The 74147 outputs 4-bit binary from 0000 to 1001 from up to 10 inputs. Input 9 is really important. Most electronics companies sell these cheap, sturdy, and multifunctional ICs.
- These are some popular binary priority encoder uses:
- -Binary keyboard matrix encoders. The most important key (like Enter) takes precedence.
- -Multiple switch monitoring with the highest priority switch controlling output. The first emergency stop button hit takes priority.
- Microcontrollers service the highest-priority interrupt request line first.
- Determine which button was pressed first in vending machines or control panels.
While simple, binary priority encoders are crucial to many digital systems and circuits. Their implementation is simple yet crucial for signal and input prioritization. These adaptable ICs make learning digital logic, binary numbers, and encoding—the underpinnings of all computer systems—easy for novices.
Decimal Priority Encoders
Determine the highest priority input from a bunch of inputs and get its encoded output with decimal priority encoders.
- In an 8-input encoder, 0 is the highest priority level and 7 is the lowest. The encoder outputs the highest priority input code when numerous inputs are engaged.
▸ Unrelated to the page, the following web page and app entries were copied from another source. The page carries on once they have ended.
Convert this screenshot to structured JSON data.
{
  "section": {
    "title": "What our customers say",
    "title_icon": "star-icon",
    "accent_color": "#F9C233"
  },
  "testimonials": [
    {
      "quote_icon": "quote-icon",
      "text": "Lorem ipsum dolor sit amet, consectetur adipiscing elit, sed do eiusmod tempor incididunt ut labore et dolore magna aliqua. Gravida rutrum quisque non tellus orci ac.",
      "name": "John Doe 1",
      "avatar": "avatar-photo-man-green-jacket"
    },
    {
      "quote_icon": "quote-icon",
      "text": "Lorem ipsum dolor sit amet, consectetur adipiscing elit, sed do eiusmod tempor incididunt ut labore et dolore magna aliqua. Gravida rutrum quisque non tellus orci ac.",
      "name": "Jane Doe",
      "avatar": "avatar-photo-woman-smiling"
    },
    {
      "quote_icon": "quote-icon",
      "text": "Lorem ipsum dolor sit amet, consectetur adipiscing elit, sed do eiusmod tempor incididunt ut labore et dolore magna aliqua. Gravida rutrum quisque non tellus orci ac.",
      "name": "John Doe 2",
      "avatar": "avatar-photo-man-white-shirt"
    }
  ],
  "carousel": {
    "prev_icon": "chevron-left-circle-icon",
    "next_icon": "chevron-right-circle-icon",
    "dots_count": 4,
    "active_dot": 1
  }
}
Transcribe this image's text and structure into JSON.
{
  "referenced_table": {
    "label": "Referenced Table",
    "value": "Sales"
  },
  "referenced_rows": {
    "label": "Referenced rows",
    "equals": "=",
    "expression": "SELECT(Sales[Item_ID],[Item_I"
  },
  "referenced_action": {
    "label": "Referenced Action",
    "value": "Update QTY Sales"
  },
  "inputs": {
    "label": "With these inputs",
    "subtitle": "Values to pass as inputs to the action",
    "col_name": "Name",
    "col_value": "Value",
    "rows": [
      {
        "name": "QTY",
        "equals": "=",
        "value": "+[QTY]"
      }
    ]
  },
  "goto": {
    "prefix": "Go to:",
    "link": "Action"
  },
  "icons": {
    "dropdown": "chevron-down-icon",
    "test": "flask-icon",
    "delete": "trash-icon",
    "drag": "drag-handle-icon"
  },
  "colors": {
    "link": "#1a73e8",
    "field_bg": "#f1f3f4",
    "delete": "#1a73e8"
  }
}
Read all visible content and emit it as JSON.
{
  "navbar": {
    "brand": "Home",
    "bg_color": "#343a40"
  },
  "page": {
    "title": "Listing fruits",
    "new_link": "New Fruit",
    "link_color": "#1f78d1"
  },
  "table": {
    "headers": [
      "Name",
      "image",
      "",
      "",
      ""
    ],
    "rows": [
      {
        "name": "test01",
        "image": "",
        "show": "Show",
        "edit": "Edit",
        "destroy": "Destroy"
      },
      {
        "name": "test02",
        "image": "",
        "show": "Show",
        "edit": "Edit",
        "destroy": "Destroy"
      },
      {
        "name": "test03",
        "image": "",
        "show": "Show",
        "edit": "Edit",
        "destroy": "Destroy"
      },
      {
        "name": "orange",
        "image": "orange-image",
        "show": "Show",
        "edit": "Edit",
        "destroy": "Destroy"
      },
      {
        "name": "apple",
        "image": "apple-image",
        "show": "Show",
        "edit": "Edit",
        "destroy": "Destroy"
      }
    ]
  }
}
- If inputs 2, 5, and 7 are active, a priority encoder would emit input 2’s code since it’s highest priority. Inputs 5 and 7 are ignored.
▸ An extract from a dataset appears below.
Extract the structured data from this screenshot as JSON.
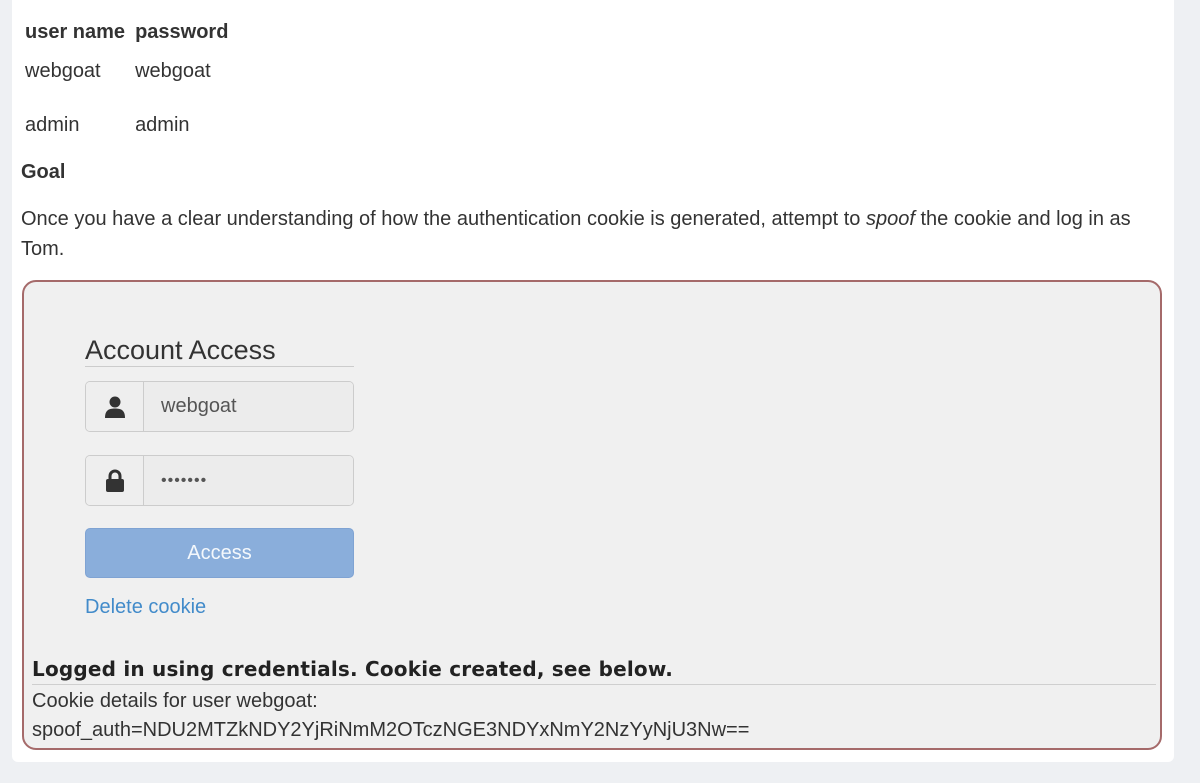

- Priority encoders have 4, 8, or 16 inputs. Priority encoding becomes more complicated with additional inputs.
Common decimal priority encoders are:
- The popular 8-input priority encoder 74HC147 encodes the highest priority active input (0-7) into a 3-bit binary output.
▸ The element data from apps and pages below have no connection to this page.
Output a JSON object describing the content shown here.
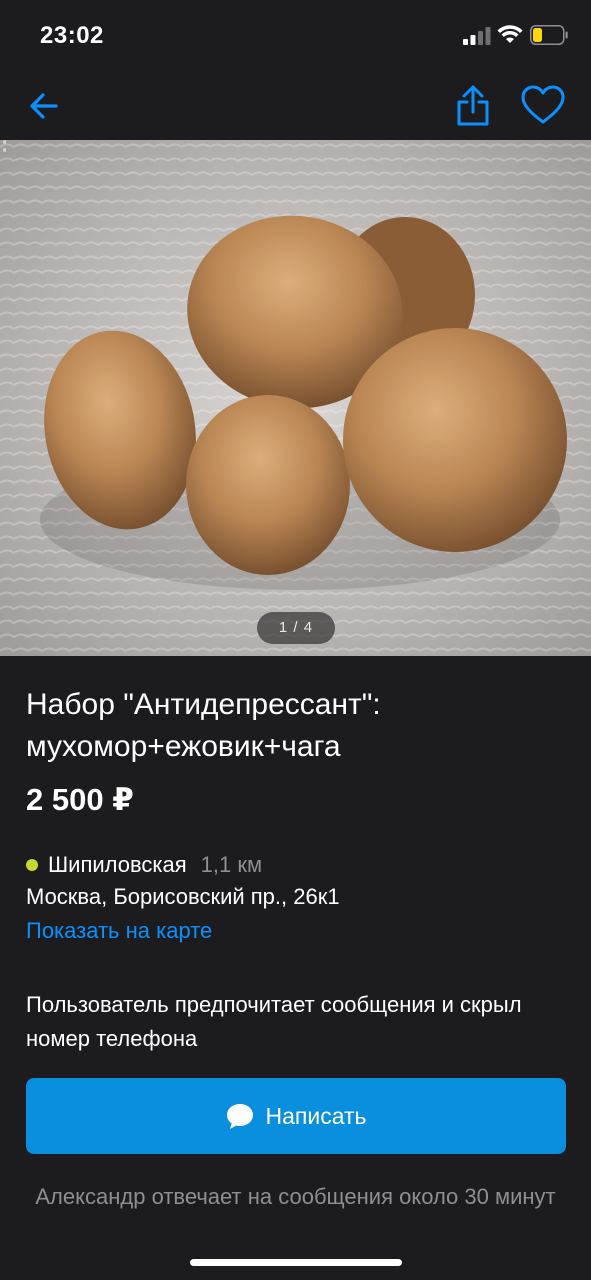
{
  "status_bar": {
    "time": "23:02"
  },
  "nav": {
    "back_icon": "arrow-left-icon",
    "share_icon": "share-icon",
    "favorite_icon": "heart-icon",
    "accent_color": "#0a91ff"
  },
  "gallery": {
    "counter": "1 / 4"
  },
  "listing": {
    "title": "Набор \"Антидепрессант\": мухомор+ежовик+чага",
    "price": "2 500 ₽"
  },
  "location": {
    "metro": "Шипиловская",
    "distance": "1,1 км",
    "metro_color": "#c5d82f",
    "address": "Москва, Борисовский пр., 26к1",
    "map_link": "Показать на карте"
  },
  "contact": {
    "preference": "Пользователь предпочитает сообщения и скрыл номер телефона",
    "write_button": "Написать",
    "write_icon": "chat-bubble-icon",
    "button_color": "#0a8fdf",
    "reply_note": "Александр отвечает на сообщения около 30 минут"
  }
}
- The 16-input priority encoder 74HC148 outputs 4-bit binary. Same priority scheme: lower input numbers are higher.
- Many uses for decimal priority encoders:
- Encoders: To determine initial key press.
- Multiple interrupt handling: Prioritizing device maintenance.
- To choose one input from several.
- A/D converters create digital codes from analog inputs.
Decimal priority encoders are essential in digital systems that process several signals but only one at a time. They organize and prioritize inputs for efficient processing.
Priority Encoder Uses
Priority encoders are widely used in digital logic circuits and devices. They are common in:
- Interrupt controllers: Priority encoders prioritize interrupt requests and send the highest priority to the CPU.
- This lets the CPU prioritize critical interruptions.
- Memory management units: Priority encoders determine which process should get memory first when
- numerous processes request it. Lower-priority processes wait.
- Multiple input to single output selection: Priority encoders select the highest priority input for output.
- Predefined priorities can be used to pick analog or digital input signals.
- Some error detection and correction systems employ priority encoders to find the highest-priority error to fix first. The system can recover and continue running by fixing the biggest problems first.
- Voting systems: Priority encoders can choose the most popular or highest-priority input. They choose the most-voted or highest-ranked input as the winner.
- Priority encoders are crucial in many digital systems and applications that require preassigned priority-based decision selection. They arrange inputs, handle interrupts, repair errors, regulate memory access, and increase
- electronic and computing device efficiency. While basic, priority encoders allow advanced functionality in everyday technology.
Priority encoders’ basic operation is explained here. We discussed the categories you’ll encounter, their functions, and their practical uses. Remember these ingenious little gadgets as you explore digital logic, sequential systems, and hardware building blocks. They optimise difficult logic processes with numerous inputs and priority-based outputs. Now that you understand the basics, you can confidently use complex priority encoder designs in your projects. Reread today’s important points if it gets overwhelming again. You’ll be ready for more difficult encoder applications after some dedicated study.